Should there be medical transitional services set up across the country so that both regular and reserve forces can make a better transition? Should modern-day vets have access to veterans hospitals?

4:40 p.m.

Veterans Ombudsman, Chief Warrant Officer (Retired), Office of the Veterans Ombudsman

Guy Parent

Those are good questions. Thank you very much.

Certainly, that's the way to go. The difficulty, the concern right now, is that the spectrum of care within the Canadian Forces and the spectrum of care provided by the provinces and Veterans Affairs Canada are completely different. So is the compendium of medications. You can take somebody who is suffering from PTSD, is under a certain medication in the Canadian Forces, but that medication is not available to the province or Veterans Affairs Canada because it's not on the list. Of course, anybody who is suffering from this type of injury normally undergoes a crisis period if they change medication.

So there are all of these things, and that's why I go back to say that the transition is an important one. And it's not just leaving; it's what you're going to be facing as well on the other side.
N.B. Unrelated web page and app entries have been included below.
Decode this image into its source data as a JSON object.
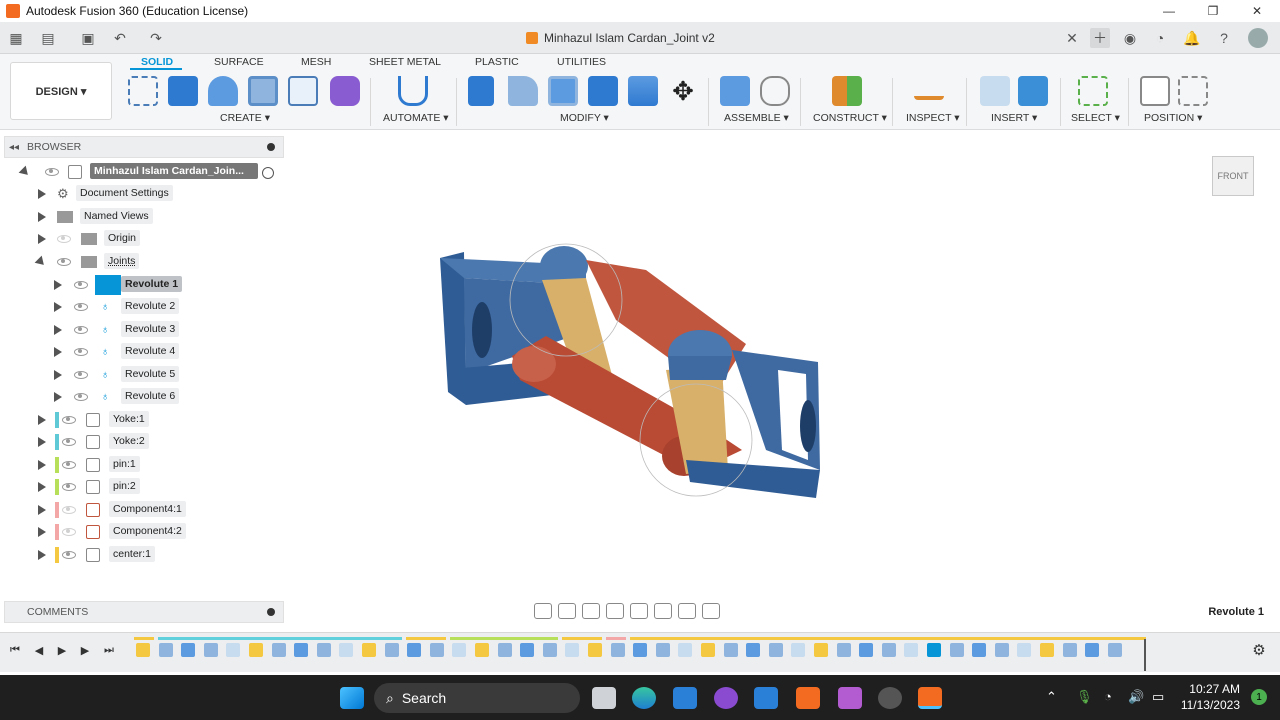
{
  "window": {
    "title": "Autodesk Fusion 360 (Education License)",
    "minimize": "—",
    "maximize": "❐",
    "close": "✕"
  },
  "tabbar": {
    "doc_title": "Minhazul Islam Cardan_Joint v2"
  },
  "ribbon": {
    "design": "DESIGN ▾",
    "tabs": [
      "SOLID",
      "SURFACE",
      "MESH",
      "SHEET METAL",
      "PLASTIC",
      "UTILITIES"
    ],
    "groups": [
      "CREATE ▾",
      "AUTOMATE ▾",
      "MODIFY ▾",
      "ASSEMBLE ▾",
      "CONSTRUCT ▾",
      "INSPECT ▾",
      "INSERT ▾",
      "SELECT ▾",
      "POSITION ▾"
    ]
  },
  "browser": {
    "header": "BROWSER",
    "root": "Minhazul Islam Cardan_Join...",
    "items": [
      "Document Settings",
      "Named Views",
      "Origin",
      "Joints",
      "Revolute 1",
      "Revolute 2",
      "Revolute 3",
      "Revolute 4",
      "Revolute 5",
      "Revolute 6",
      "Yoke:1",
      "Yoke:2",
      "pin:1",
      "pin:2",
      "Component4:1",
      "Component4:2",
      "center:1"
    ]
  },
  "viewcube": {
    "face": "FRONT"
  },
  "comments": {
    "label": "COMMENTS"
  },
  "status": {
    "selection": "Revolute 1"
  },
  "taskbar": {
    "search": "Search",
    "time": "10:27 AM",
    "date": "11/13/2023",
    "notifications": "1"
  },
  "colors": {
    "accent": "#0696d7",
    "yoke": "#3f6aa1",
    "link": "#c0563e",
    "pin": "#d8b06a"
  }
}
The more we can do to welcome people into the health care community, the better off the veterans and their families are going to be.

4:40 p.m.

Conservative

The Chair Conservative Greg Kerr

Thank you very much.

That's very precise for a simple air technician. I thought it was very good.

We're now down to—and I'm very pleased to have him back visiting us at the committee—Mr. McColeman, for four minutes, please.

4:40 p.m.

Conservative

Phil McColeman Conservative Brant, ON

Thank you, Chair, for welcoming me, and I'll extend my appreciation for you being here as well.

In the last Parliament, I served on this committee and we went through the new Veterans Charter. My question to Mr. Hillier is this. I suppose maybe over the last five years and such there have been changes to the new Veterans Charter and enhancements made. On a budgetary level, what have you seen in terms of dollars to Veterans Affairs from the government?